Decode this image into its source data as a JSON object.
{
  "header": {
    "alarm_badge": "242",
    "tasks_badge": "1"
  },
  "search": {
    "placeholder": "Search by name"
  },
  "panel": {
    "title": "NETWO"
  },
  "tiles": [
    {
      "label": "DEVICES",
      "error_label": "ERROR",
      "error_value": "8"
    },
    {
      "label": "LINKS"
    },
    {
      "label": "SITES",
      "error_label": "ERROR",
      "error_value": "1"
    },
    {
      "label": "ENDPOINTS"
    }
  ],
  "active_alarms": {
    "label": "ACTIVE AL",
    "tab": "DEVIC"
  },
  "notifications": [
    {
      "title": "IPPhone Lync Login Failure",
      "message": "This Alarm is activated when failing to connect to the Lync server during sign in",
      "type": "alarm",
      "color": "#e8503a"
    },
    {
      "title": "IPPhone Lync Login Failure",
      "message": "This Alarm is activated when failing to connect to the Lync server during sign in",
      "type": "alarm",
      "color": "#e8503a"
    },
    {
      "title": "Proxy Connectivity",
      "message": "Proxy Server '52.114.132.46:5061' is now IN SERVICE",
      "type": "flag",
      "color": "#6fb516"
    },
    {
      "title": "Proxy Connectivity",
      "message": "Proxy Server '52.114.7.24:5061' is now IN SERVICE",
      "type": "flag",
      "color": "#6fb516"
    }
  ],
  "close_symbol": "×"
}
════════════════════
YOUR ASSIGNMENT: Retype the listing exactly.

OUTPUT:
Decode this image into its source data as a JSON object.
{
  "header": {
    "alarm_badge": "242",
    "tasks_badge": "1"
  },
  "search": {
    "placeholder": "Search by name"
  },
  "panel": {
    "title": "NETWO"
  },
  "tiles": [
    {
      "label": "DEVICES",
      "error_label": "ERROR",
      "error_value": "8"
    },
    {
      "label": "LINKS"
    },
    {
      "label": "SITES",
      "error_label": "ERROR",
      "error_value": "1"
    },
    {
      "label": "ENDPOINTS"
    }
  ],
  "active_alarms": {
    "label": "ACTIVE AL",
    "tab": "DEVIC"
  },
  "notifications": [
    {
      "title": "IPPhone Lync Login Failure",
      "message": "This Alarm is activated when failing to connect to the Lync server during sign in",
      "type": "alarm",
      "color": "#e8503a"
    },
    {
      "title": "IPPhone Lync Login Failure",
      "message": "This Alarm is activated when failing to connect to the Lync server during sign in",
      "type": "alarm",
      "color": "#e8503a"
    },
    {
      "title": "Proxy Connectivity",
      "message": "Proxy Server '52.114.132.46:5061' is now IN SERVICE",
      "type": "flag",
      "color": "#6fb516"
    },
    {
      "title": "Proxy Connectivity",
      "message": "Proxy Server '52.114.7.24:5061' is now IN SERVICE",
      "type": "flag",
      "color": "#6fb516"
    }
  ],
  "close_symbol": "×"
}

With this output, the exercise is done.